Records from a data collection
------------------------

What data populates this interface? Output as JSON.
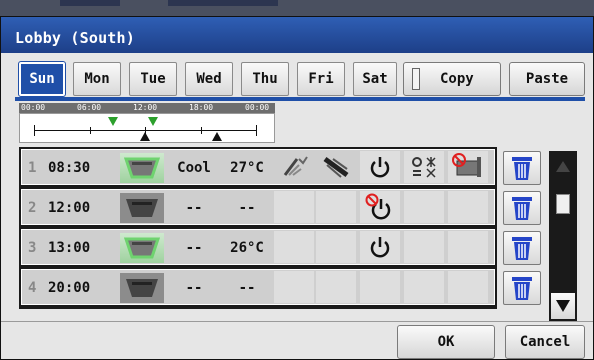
{
  "window": {
    "title": "Lobby (South)"
  },
  "tabs": [
    {
      "label": "Sun",
      "active": true
    },
    {
      "label": "Mon",
      "active": false
    },
    {
      "label": "Tue",
      "active": false
    },
    {
      "label": "Wed",
      "active": false
    },
    {
      "label": "Thu",
      "active": false
    },
    {
      "label": "Fri",
      "active": false
    },
    {
      "label": "Sat",
      "active": false
    }
  ],
  "actions": {
    "copy": "Copy",
    "paste": "Paste",
    "ok": "OK",
    "cancel": "Cancel"
  },
  "timeline": {
    "labels": [
      "00:00",
      "06:00",
      "12:00",
      "18:00",
      "00:00"
    ]
  },
  "schedule": [
    {
      "num": "1",
      "time": "08:30",
      "mode": "Cool",
      "temp": "27°C",
      "unit_state": "on"
    },
    {
      "num": "2",
      "time": "12:00",
      "mode": "--",
      "temp": "--",
      "unit_state": "off"
    },
    {
      "num": "3",
      "time": "13:00",
      "mode": "--",
      "temp": "26°C",
      "unit_state": "on"
    },
    {
      "num": "4",
      "time": "20:00",
      "mode": "--",
      "temp": "--",
      "unit_state": "off"
    }
  ],
  "colors": {
    "accent": "#1f4fa8",
    "title_bg": "#2f5fb5",
    "on_green": "#6fd36f",
    "trash_blue": "#2545c8"
  },
  "icons": [
    "fan-speed-icon",
    "air-direction-icon",
    "power-icon",
    "power-prohibited-icon",
    "local-operation-icon",
    "remote-prohibit-icon",
    "trash-icon",
    "scroll-up-icon",
    "scroll-down-icon"
  ]
}
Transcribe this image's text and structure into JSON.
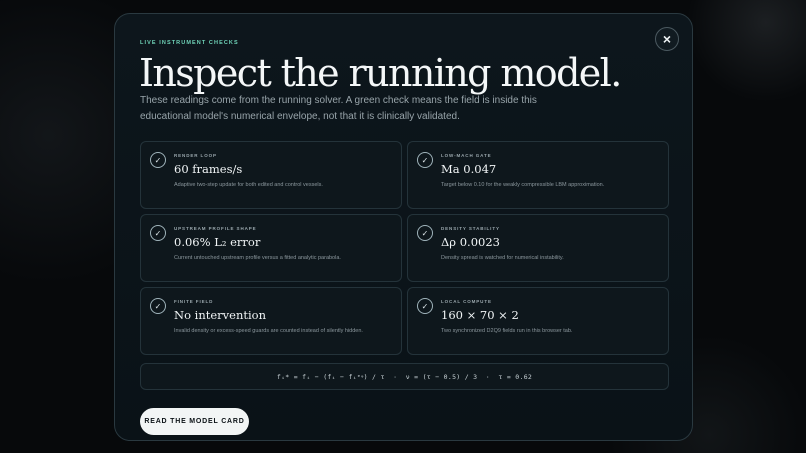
{
  "modal": {
    "close_icon": "×",
    "eyebrow": "LIVE INSTRUMENT CHECKS",
    "title": "Inspect the running model.",
    "lede": "These readings come from the running solver. A green check means the field is inside this educational model's numerical envelope, not that it is clinically validated."
  },
  "checks": [
    {
      "icon": "check-icon",
      "label": "RENDER LOOP",
      "value": "60 frames/s",
      "desc": "Adaptive two-step update for both edited and control vessels."
    },
    {
      "icon": "check-icon",
      "label": "LOW-MACH GATE",
      "value": "Ma 0.047",
      "desc": "Target below 0.10 for the weakly compressible LBM approximation."
    },
    {
      "icon": "check-icon",
      "label": "UPSTREAM PROFILE SHAPE",
      "value": "0.06% L₂ error",
      "desc": "Current untouched upstream profile versus a fitted analytic parabola."
    },
    {
      "icon": "check-icon",
      "label": "DENSITY STABILITY",
      "value": "Δρ 0.0023",
      "desc": "Density spread is watched for numerical instability."
    },
    {
      "icon": "check-icon",
      "label": "FINITE FIELD",
      "value": "No intervention",
      "desc": "Invalid density or excess-speed guards are counted instead of silently hidden."
    },
    {
      "icon": "check-icon",
      "label": "LOCAL COMPUTE",
      "value": "160 × 70 × 2",
      "desc": "Two synchronized D2Q9 fields run in this browser tab."
    }
  ],
  "formula": "fᵢ* = fᵢ − (fᵢ − fᵢᵉᵠ) / τ  ·  ν = (τ − 0.5) / 3  ·  τ = 0.62",
  "cta_label": "READ THE MODEL CARD",
  "colors": {
    "accent": "#6fd3b8",
    "card_bg": "#0e171c",
    "card_border": "#24333a",
    "cta_bg": "#f2f5f5"
  }
}
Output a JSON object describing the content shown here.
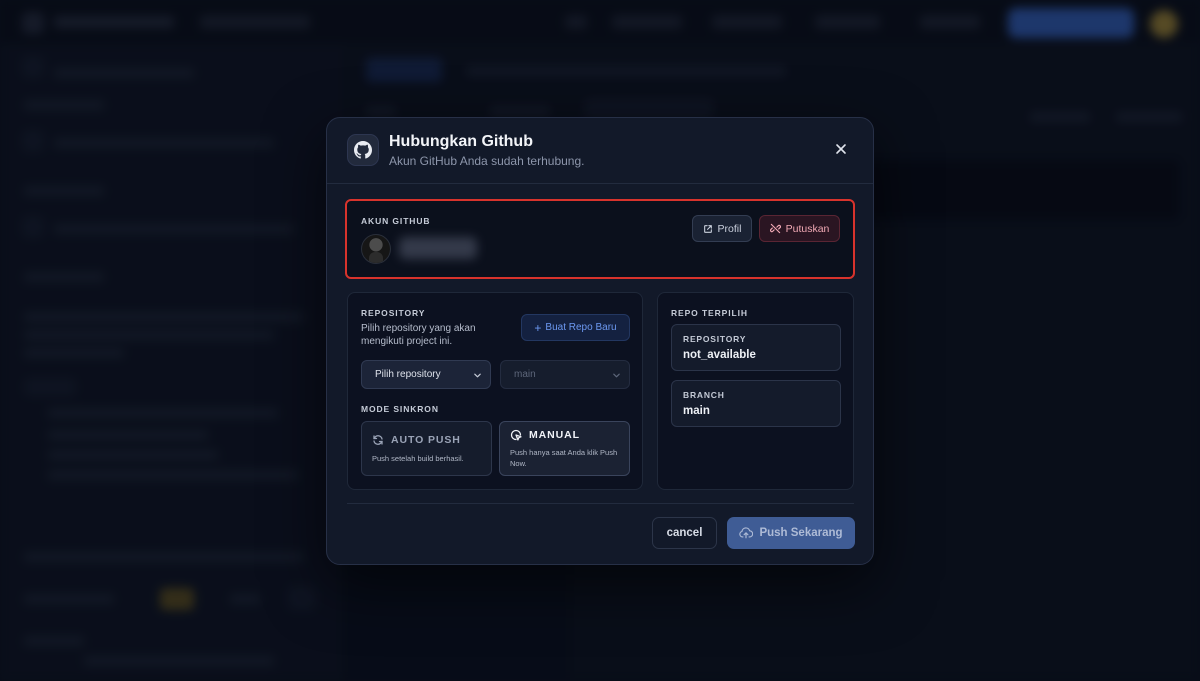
{
  "modal": {
    "title": "Hubungkan Github",
    "subtitle": "Akun GitHub Anda sudah terhubung.",
    "icon": "github-icon"
  },
  "account": {
    "section_label": "AKUN GITHUB",
    "profile_button": "Profil",
    "disconnect_button": "Putuskan"
  },
  "repository": {
    "section_label": "REPOSITORY",
    "description": "Pilih repository yang akan mengikuti project ini.",
    "new_repo_button": "Buat Repo Baru",
    "repo_select_value": "Pilih repository",
    "branch_select_value": "main"
  },
  "sync_mode": {
    "section_label": "MODE SINKRON",
    "options": [
      {
        "title": "AUTO PUSH",
        "description": "Push setelah build berhasil.",
        "selected": false
      },
      {
        "title": "MANUAL",
        "description": "Push hanya saat Anda klik Push Now.",
        "selected": true
      }
    ]
  },
  "selected_repo": {
    "section_label": "REPO TERPILIH",
    "repository_key": "REPOSITORY",
    "repository_value": "not_available",
    "branch_key": "BRANCH",
    "branch_value": "main"
  },
  "footer": {
    "cancel_button": "cancel",
    "push_button": "Push Sekarang"
  },
  "colors": {
    "highlight_border": "#d8332c",
    "accent": "#3f5c95",
    "danger_text": "#f0a8b4"
  }
}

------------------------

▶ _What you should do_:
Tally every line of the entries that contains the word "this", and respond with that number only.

▶ _Solution_:
4